Very rarely do groomers in high end pet salons take the time to work through kinks and knots. They have upwards of 50 dogs to groom per day, so they’re going to move as quickly as they can. Sometimes this means a dog gets nicked by a razor or fur is pulled out because of a mat that needed to be brushed out.
Don’t make the groomer's job harder than it has to be, and it benefits your dog to keep the groomer happy as well. This doesn’t necessarily mean you’ve got to do all the difficult work for them, but a daily combing should be a part of your schedule.
Just like food and water, your pet depends on you to help them with daily hygiene. Maybe even do a quick brushing session and use a dematting tool just before going to the groomer's (just like you would brush your teeth before going to a dentist).
8. Try Medication as a Last Resort
If you’ve done all you can to make your dog enjoy grooming, and it doesn’t seem like the situation is getting any better, an alternative would be to try some medication and anxiety aids. Discuss this with your veterinarian and try something light at first. For example, Benadryl is both safe for dogs and only makes them a bit drowsy. The proper dose of Benadryl for dogs is 1 mg per pound of body weight. If your dog has never had Benadryl, give them a smaller amount at first to make sure there aren’t any serious side effects.

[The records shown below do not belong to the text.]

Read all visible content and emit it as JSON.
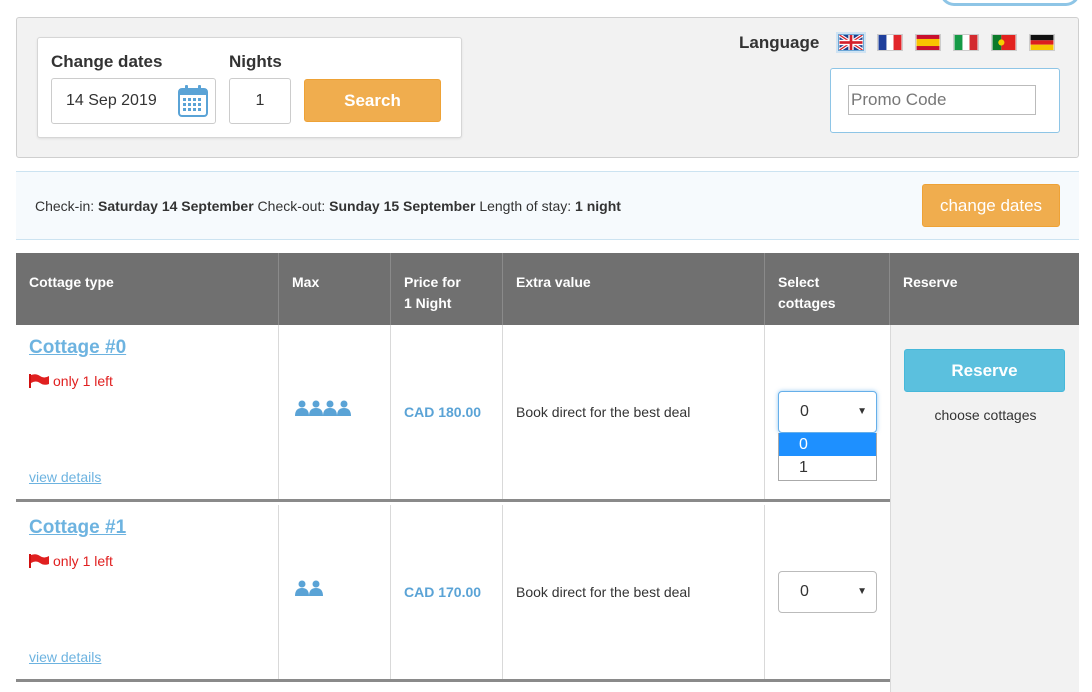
{
  "search": {
    "change_dates_label": "Change dates",
    "nights_label": "Nights",
    "date_value": "14 Sep 2019",
    "nights_value": "1",
    "search_button": "Search",
    "calendar_icon": "calendar-icon"
  },
  "language": {
    "label": "Language",
    "flags": [
      "uk-flag-icon",
      "france-flag-icon",
      "spain-flag-icon",
      "italy-flag-icon",
      "portugal-flag-icon",
      "germany-flag-icon"
    ]
  },
  "promo": {
    "placeholder": "Promo Code"
  },
  "stay": {
    "checkin_label": "Check-in:",
    "checkin_value": "Saturday 14 September",
    "checkout_label": "Check-out:",
    "checkout_value": "Sunday 15 September",
    "length_label": "Length of stay:",
    "length_value": "1 night",
    "change_button": "change dates"
  },
  "table": {
    "headers": {
      "type": "Cottage type",
      "max": "Max",
      "price_line1": "Price for",
      "price_line2": "1 Night",
      "extra": "Extra value",
      "select_line1": "Select",
      "select_line2": "cottages",
      "reserve": "Reserve"
    },
    "rows": [
      {
        "name": "Cottage #0",
        "availability": "only 1 left",
        "view": "view details",
        "max_guests": 4,
        "price": "CAD 180.00",
        "extra": "Book direct for the best deal",
        "selected": "0"
      },
      {
        "name": "Cottage #1",
        "availability": "only 1 left",
        "view": "view details",
        "max_guests": 2,
        "price": "CAD 170.00",
        "extra": "Book direct for the best deal",
        "selected": "0"
      }
    ],
    "dropdown_options": [
      "0",
      "1"
    ],
    "dropdown_highlighted": "0"
  },
  "reserve": {
    "button": "Reserve",
    "hint": "choose cottages"
  },
  "colors": {
    "accent_orange": "#f0ad4e",
    "accent_blue": "#5bc0de",
    "link_blue": "#6db3e0",
    "header_gray": "#707070",
    "alert_red": "#e02020"
  }
}
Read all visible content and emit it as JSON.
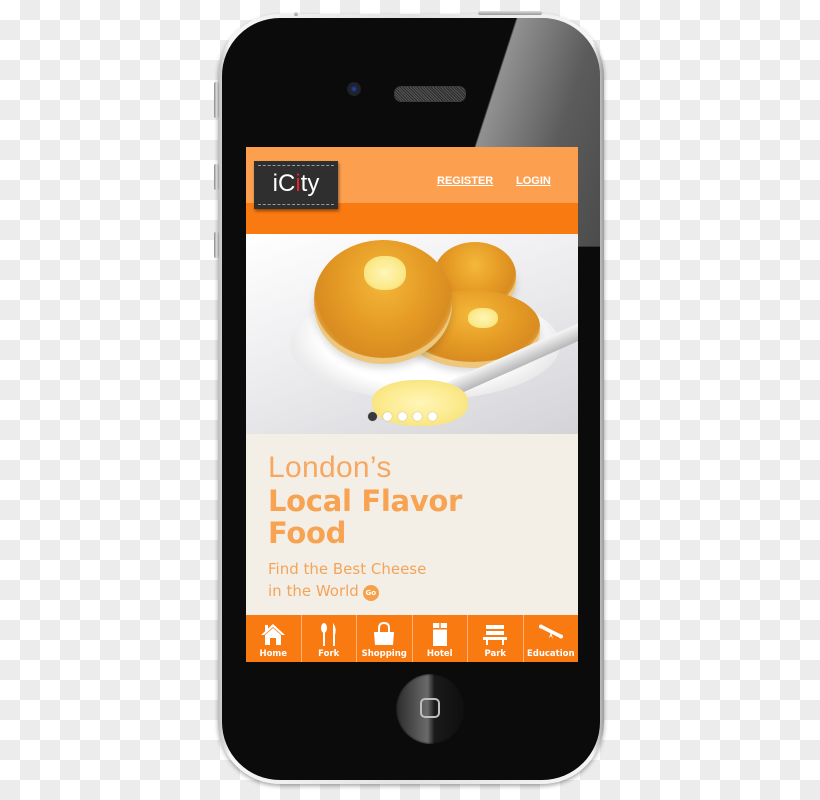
{
  "app": {
    "logo_prefix": "iC",
    "logo_booth": "i",
    "logo_suffix": "ty",
    "accent_color": "#fa7a12",
    "header_color": "#fca050"
  },
  "header": {
    "links": [
      {
        "label": "REGISTER"
      },
      {
        "label": "LOGIN"
      }
    ]
  },
  "hero": {
    "image_description": "Toasted crumpets with butter on a white plate with a butter knife",
    "slide_count": 5,
    "active_slide": 1
  },
  "content": {
    "headline_light": "London’s",
    "headline_bold_line1": "Local Flavor",
    "headline_bold_line2": "Food",
    "subtitle_line1": "Find the Best Cheese",
    "subtitle_line2": "in the World",
    "go_button_label": "Go"
  },
  "tabbar": {
    "items": [
      {
        "label": "Home",
        "icon": "home-icon"
      },
      {
        "label": "Fork",
        "icon": "fork-knife-icon"
      },
      {
        "label": "Shopping",
        "icon": "shopping-bag-icon"
      },
      {
        "label": "Hotel",
        "icon": "hotel-bed-icon"
      },
      {
        "label": "Park",
        "icon": "park-bench-icon"
      },
      {
        "label": "Education",
        "icon": "diploma-icon"
      }
    ]
  }
}
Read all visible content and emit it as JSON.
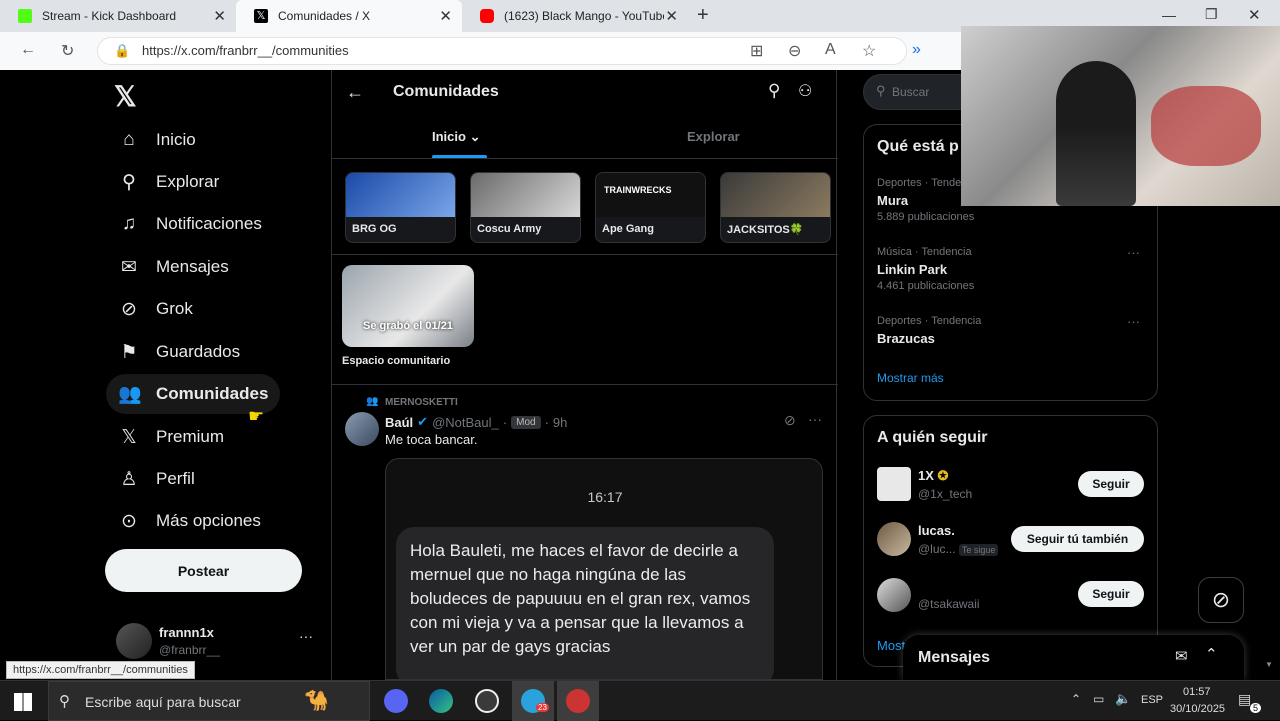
{
  "browser": {
    "tabs": [
      {
        "title": "Stream - Kick Dashboard",
        "favicon_color": "#53fc18"
      },
      {
        "title": "Comunidades / X",
        "favicon_color": "#000000"
      },
      {
        "title": "(1623) Black Mango - YouTube",
        "favicon_color": "#ff0000"
      }
    ],
    "url": "https://x.com/franbrr__/communities",
    "status_url": "https://x.com/franbrr__/communities"
  },
  "sidebar": {
    "items": [
      {
        "label": "Inicio",
        "icon": "home-icon"
      },
      {
        "label": "Explorar",
        "icon": "search-icon"
      },
      {
        "label": "Notificaciones",
        "icon": "bell-icon"
      },
      {
        "label": "Mensajes",
        "icon": "mail-icon"
      },
      {
        "label": "Grok",
        "icon": "grok-icon"
      },
      {
        "label": "Guardados",
        "icon": "bookmark-icon"
      },
      {
        "label": "Comunidades",
        "icon": "people-icon"
      },
      {
        "label": "Premium",
        "icon": "x-icon"
      },
      {
        "label": "Perfil",
        "icon": "person-icon"
      },
      {
        "label": "Más opciones",
        "icon": "more-circle-icon"
      }
    ],
    "post_label": "Postear",
    "account": {
      "name": "frannn1x",
      "handle": "@franbrr__",
      "more": "···"
    }
  },
  "main": {
    "title": "Comunidades",
    "tabs": [
      {
        "label": "Inicio"
      },
      {
        "label": "Explorar"
      }
    ],
    "communities": [
      "BRG OG",
      "Coscu Army",
      "Ape Gang",
      "JACKSITOS🍀"
    ],
    "space": {
      "overlay": "Se grabó el 01/21",
      "label": "Espacio comunitario"
    },
    "post": {
      "community": "MERNOSKETTI",
      "author": "Baúl",
      "handle": "@NotBaul_",
      "badge": "Mod",
      "time": "9h",
      "dot": "·",
      "text": "Me toca bancar.",
      "image_time": "16:17",
      "image_message": "Hola Bauleti, me haces el favor de decirle a mernuel que no haga ningúna de las boludeces de papuuuu en el gran rex, vamos con mi vieja y va a pensar que la llevamos a ver un par de gays gracias"
    }
  },
  "right": {
    "search_placeholder": "Buscar",
    "trends_title": "Qué está p",
    "trends": [
      {
        "category": "Deportes · Tendencia",
        "name": "Mura",
        "count": "5.889 publicaciones"
      },
      {
        "category": "Música · Tendencia",
        "name": "Linkin Park",
        "count": "4.461 publicaciones"
      },
      {
        "category": "Deportes · Tendencia",
        "name": "Brazucas",
        "count": ""
      }
    ],
    "show_more": "Mostrar más",
    "follow_title": "A quién seguir",
    "follow": [
      {
        "name": "1X",
        "handle": "@1x_tech",
        "button": "Seguir",
        "extra": ""
      },
      {
        "name": "lucas.",
        "handle": "@luc...",
        "button": "Seguir tú también",
        "extra": "Te sigue"
      },
      {
        "name": "",
        "handle": "@tsakawaii",
        "button": "Seguir",
        "extra": ""
      }
    ],
    "more_link": "Most",
    "messages_label": "Mensajes"
  },
  "taskbar": {
    "search_placeholder": "Escribe aquí para buscar",
    "lang": "ESP",
    "time": "01:57",
    "date": "30/10/2025",
    "notif_count": "5",
    "app_badge_telegram": "23"
  }
}
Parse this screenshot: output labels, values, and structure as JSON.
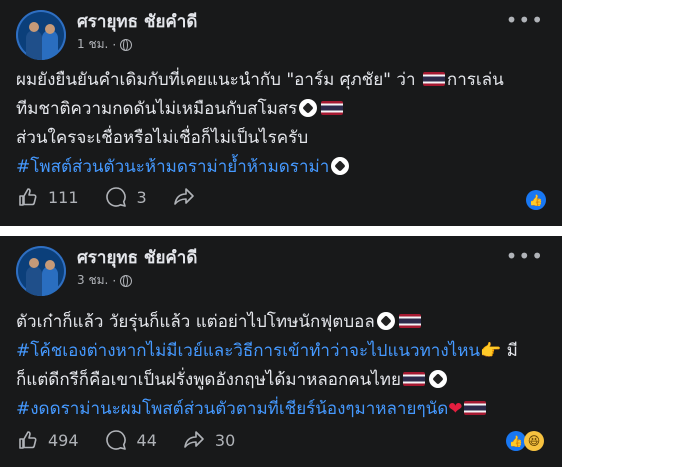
{
  "posts": [
    {
      "author": "ศรายุทธ ชัยคำดี",
      "time": "1 ชม.",
      "lines": [
        "ผมยังยืนยันคำเดิมกับที่เคยแนะนำกับ \"อาร์ม ศุภชัย\" ว่า",
        "การเล่น",
        "ทีมชาติความกดดันไม่เหมือนกับสโมสร",
        "ส่วนใครจะเชื่อหรือไม่เชื่อก็ไม่เป็นไรครับ",
        "#โพสต์ส่วนตัวนะห้ามดราม่าย้ำห้ามดราม่า"
      ],
      "likes": "111",
      "comments": "3",
      "shares": ""
    },
    {
      "author": "ศรายุทธ ชัยคำดี",
      "time": "3 ชม.",
      "lines": [
        "ตัวเก๋าก็แล้ว วัยรุ่นก็แล้ว แต่อย่าไปโทษนักฟุตบอล",
        "#โค้ชเองต่างหากไม่มีเวย์และวิธีการเข้าทำว่าจะไปแนวทางไหน",
        "มี",
        "ก็แต่ดีกรีก็คือเขาเป็นฝรั่งพูดอังกฤษได้มาหลอกคนไทย",
        "#งดดราม่านะผมโพสต์ส่วนตัวตามที่เชียร์น้องๆมาหลายๆนัด"
      ],
      "likes": "494",
      "comments": "44",
      "shares": "30"
    }
  ],
  "colors": {
    "background": "#18191a",
    "text": "#e4e6eb",
    "muted": "#b0b3b8",
    "hashtag": "#4599ff",
    "like": "#1877f2"
  }
}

For very serious dog anxiety cases, you can also get medications such as Prozac and other relaxants from your veterinarian. However, this should be the absolute last ditch effort in calming your dog down since medications don’t always provide the results that we expect. In the same way that humans tend to become dependent on drugs, dogs are also at risk for developing a physical need for them for whenever they're anxious.
On the other hand, when an animal is so worked up and stressed out that they’re actually causing themselves harm, prescription medications can actually be extremely helpful and usually recommended by veterinarians. Just get the best professional advice possible before you make a solid decision. You can even try it alongside a calming dog collar which has been proven to help anxious dogs.